23 July 1916: the 1st Australian Division capture the village of Pozieres in the Somme valley.
Holding this position would however prove costly to Australian forces, perhaps more than they could have imagined. Repeated counter attacks by the German forces and sustained artillery fire resulted in over 5,285 casualties in the 1st Division within four days. The 2nd Australian Division, having relieved them, mounted two attacks. The first failed, and the second attack, although successful, resulted in heavy casualties.

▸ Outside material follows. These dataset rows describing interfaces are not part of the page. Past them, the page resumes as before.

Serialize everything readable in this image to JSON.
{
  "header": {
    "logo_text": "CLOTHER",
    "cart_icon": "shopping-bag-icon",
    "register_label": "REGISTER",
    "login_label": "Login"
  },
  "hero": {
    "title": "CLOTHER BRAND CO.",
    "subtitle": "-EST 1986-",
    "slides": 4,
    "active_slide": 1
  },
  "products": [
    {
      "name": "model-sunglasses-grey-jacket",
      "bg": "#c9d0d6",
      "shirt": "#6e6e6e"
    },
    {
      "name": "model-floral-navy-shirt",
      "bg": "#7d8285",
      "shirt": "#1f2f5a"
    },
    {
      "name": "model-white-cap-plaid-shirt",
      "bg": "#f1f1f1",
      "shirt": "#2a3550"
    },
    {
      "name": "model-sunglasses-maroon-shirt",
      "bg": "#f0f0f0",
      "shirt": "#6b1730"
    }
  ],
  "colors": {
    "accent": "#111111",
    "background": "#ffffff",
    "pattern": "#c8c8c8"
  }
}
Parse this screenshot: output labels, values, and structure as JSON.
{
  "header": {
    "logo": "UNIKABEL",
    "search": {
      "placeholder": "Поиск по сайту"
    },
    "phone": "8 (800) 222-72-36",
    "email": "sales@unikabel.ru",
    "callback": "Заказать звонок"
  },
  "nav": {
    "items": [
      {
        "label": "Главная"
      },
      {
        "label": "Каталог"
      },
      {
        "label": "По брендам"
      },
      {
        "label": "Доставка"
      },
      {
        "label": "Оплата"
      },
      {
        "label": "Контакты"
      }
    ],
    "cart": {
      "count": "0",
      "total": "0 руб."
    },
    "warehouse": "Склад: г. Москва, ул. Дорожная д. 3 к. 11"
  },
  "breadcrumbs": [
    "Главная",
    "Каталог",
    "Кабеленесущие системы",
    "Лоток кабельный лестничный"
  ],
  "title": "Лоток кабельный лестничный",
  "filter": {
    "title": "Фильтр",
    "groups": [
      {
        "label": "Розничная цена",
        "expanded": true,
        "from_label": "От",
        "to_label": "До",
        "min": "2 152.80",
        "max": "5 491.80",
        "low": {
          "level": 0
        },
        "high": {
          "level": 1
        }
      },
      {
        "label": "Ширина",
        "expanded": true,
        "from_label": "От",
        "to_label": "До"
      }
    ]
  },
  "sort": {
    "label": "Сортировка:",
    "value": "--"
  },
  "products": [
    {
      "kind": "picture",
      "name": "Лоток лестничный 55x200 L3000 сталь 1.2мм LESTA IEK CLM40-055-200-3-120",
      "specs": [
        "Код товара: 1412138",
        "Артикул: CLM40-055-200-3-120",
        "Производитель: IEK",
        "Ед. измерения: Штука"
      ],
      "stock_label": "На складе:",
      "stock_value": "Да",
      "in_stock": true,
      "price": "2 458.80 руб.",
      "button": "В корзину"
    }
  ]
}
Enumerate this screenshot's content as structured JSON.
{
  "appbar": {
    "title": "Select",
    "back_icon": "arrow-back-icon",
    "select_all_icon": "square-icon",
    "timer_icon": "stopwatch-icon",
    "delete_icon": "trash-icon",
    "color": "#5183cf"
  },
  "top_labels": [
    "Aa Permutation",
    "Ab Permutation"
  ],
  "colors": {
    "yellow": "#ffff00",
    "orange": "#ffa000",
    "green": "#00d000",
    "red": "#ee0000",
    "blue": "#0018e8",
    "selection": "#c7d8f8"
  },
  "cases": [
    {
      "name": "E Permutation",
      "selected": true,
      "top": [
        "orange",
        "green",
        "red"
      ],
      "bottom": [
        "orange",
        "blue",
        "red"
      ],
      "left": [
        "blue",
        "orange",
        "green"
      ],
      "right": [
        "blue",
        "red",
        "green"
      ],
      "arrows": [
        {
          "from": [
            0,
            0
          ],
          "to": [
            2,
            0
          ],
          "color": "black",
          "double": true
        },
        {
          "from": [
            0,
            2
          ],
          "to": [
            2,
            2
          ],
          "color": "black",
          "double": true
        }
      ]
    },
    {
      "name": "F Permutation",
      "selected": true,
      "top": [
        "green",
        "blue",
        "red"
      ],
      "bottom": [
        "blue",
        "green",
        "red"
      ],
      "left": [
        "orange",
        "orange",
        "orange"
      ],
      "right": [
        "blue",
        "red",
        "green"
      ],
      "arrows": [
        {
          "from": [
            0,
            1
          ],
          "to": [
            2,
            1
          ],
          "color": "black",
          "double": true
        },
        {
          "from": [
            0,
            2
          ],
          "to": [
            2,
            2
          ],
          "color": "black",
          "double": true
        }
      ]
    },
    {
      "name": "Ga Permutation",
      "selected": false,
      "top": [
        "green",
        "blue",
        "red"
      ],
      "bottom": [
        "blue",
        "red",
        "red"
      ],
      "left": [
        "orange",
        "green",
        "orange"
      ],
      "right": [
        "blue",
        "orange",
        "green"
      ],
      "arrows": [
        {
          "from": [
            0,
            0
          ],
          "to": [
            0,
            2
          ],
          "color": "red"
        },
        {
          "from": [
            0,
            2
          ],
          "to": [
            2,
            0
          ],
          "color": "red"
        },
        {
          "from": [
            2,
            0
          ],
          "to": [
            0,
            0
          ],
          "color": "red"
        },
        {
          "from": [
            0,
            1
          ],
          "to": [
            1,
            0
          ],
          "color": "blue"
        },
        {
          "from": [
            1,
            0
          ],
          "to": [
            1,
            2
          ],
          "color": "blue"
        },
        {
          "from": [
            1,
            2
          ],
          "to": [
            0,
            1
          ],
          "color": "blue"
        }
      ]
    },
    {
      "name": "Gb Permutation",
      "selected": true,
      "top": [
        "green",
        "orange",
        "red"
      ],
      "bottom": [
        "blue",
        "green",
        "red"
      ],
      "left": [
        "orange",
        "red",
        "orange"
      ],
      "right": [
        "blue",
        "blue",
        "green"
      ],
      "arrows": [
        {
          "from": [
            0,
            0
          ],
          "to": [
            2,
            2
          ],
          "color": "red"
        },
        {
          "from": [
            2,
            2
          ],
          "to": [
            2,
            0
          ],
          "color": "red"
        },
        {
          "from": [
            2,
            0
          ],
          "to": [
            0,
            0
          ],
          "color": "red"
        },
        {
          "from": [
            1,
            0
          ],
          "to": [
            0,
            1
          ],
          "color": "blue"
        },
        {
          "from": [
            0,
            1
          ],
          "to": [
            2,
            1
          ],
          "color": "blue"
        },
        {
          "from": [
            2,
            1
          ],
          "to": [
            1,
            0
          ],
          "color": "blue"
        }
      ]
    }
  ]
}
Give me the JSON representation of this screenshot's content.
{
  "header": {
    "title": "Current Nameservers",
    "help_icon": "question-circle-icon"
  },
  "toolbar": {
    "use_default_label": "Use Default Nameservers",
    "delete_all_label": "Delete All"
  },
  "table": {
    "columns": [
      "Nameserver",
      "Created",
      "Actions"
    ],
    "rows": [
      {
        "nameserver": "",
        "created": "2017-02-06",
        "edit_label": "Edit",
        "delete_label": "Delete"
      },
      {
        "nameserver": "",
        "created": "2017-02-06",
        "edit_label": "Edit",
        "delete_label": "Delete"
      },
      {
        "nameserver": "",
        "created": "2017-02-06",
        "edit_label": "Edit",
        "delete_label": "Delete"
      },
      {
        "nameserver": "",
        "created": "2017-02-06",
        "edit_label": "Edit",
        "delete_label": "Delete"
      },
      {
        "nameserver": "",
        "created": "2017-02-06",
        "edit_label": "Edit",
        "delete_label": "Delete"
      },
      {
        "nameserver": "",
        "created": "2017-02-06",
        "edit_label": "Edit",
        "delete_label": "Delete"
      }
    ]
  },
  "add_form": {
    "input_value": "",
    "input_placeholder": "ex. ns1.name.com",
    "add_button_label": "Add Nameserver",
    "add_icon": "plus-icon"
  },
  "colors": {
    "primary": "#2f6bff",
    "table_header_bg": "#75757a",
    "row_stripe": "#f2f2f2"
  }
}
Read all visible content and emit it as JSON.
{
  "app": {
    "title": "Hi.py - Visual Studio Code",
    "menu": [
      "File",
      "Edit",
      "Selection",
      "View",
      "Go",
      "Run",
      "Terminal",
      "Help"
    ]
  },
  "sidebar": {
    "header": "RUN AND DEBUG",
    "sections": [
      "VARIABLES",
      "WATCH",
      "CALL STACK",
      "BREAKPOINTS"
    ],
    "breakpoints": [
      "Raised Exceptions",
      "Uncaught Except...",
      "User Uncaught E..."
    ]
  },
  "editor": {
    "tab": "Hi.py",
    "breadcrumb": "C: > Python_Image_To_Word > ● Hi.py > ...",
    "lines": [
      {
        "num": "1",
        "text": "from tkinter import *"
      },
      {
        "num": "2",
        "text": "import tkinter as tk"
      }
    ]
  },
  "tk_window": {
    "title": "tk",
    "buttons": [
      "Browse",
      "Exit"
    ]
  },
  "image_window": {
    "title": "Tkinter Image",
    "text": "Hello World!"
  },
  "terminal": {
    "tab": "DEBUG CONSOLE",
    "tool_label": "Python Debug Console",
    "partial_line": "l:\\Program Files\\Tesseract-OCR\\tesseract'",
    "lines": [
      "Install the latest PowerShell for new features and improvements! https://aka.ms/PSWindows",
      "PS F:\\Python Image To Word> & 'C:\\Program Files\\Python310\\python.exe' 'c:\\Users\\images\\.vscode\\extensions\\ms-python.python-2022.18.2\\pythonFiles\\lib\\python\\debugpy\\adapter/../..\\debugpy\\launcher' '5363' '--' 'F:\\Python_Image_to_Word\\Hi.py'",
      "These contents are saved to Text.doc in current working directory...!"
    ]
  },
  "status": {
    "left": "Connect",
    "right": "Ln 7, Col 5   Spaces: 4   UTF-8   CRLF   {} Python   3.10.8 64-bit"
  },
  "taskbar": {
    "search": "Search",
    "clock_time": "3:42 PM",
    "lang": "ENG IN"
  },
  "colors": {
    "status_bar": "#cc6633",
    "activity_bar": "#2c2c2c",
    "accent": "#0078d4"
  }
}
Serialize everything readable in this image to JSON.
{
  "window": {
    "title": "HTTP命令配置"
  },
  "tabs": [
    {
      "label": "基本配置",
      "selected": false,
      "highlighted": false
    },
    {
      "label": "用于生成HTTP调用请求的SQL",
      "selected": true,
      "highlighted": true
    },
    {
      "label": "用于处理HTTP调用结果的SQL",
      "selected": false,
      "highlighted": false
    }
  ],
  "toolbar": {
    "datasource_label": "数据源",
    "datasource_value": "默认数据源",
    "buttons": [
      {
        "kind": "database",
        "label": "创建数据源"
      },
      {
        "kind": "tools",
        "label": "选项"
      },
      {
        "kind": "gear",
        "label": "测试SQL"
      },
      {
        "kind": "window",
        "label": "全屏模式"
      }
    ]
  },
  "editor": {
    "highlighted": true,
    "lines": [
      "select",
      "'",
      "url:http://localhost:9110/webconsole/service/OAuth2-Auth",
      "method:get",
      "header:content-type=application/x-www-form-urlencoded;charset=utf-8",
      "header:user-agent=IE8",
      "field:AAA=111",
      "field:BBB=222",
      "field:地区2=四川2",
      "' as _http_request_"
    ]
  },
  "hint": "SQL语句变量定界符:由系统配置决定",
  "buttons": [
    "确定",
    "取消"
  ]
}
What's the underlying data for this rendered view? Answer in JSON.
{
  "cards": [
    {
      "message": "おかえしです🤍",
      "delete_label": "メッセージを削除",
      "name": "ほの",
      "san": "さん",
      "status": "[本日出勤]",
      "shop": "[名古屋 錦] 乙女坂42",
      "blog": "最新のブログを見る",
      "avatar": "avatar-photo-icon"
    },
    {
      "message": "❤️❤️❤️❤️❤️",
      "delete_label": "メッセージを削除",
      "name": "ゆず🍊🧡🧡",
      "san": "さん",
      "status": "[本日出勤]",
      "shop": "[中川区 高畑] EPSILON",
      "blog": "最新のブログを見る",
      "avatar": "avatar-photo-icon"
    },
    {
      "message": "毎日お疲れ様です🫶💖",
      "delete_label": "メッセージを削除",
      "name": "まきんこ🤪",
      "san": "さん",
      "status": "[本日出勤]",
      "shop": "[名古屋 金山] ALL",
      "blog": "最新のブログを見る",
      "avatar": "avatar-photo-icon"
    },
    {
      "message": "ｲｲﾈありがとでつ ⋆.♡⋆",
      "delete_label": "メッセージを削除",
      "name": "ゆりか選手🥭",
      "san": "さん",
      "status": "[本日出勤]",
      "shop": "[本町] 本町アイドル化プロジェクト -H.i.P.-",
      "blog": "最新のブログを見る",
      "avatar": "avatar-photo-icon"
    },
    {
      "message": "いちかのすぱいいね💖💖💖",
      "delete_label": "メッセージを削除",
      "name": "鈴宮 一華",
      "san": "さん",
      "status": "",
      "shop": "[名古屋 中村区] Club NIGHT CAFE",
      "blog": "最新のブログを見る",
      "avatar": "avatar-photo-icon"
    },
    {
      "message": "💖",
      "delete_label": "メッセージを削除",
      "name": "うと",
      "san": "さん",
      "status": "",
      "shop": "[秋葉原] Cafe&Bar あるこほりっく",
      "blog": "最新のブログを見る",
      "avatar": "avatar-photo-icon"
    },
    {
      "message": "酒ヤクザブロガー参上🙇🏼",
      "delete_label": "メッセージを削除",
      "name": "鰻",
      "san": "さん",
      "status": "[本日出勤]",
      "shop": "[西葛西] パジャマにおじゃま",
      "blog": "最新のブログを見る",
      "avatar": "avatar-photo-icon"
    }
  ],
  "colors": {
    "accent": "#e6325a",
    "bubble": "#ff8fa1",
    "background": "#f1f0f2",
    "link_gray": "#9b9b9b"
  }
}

By the time they were relieved by the 4th Australian Division on 6 August 1916, the 2nd had suffered nearer 6, 848 casualties.The 4th Division managed to hold off against the last German counter-attack on 7 August but also suffered heavily from German bombardment.
The conditions faced by the 28th Infantry Battalion, part of the 2nd Australian Division, described by Private Francis Anley Mauger characterised the experiences of many of the Australian troops involved at Pozieres.
|In about fifteen minutes the 28th had ceased to exist as a Battalion. We rushed through a machine gun fire that was absolutely terrible. It swept us away by dozens. Men were dropping all over the place, but the others didn’t check. The Germans had a perfect barrier of bursting bombs all along their wire, and in a few minutes it was all over. We never had a chance.1|
Both Parsons and Mauger would survive the action at Pozieres (although Parsons was to be fatally wounded at Mouquet Farm 3 September 1916). Five Victoria Crosses were awarded to Australians as a result of action at Pozieres.
Private John Leak (9th Battalion)
Lieutenant Arthur Blackburn (10th Battalion)
Sergeant Claud Castleton (5th Machine Gun Company)
Private Thomas Cooke (8th Battalion)
Private Martin O’Meara (16th Battalion)
1. F A Mauger reproduced in Neville Browning, The Blue and White Diamond, Australia: Huntingdale, 2002.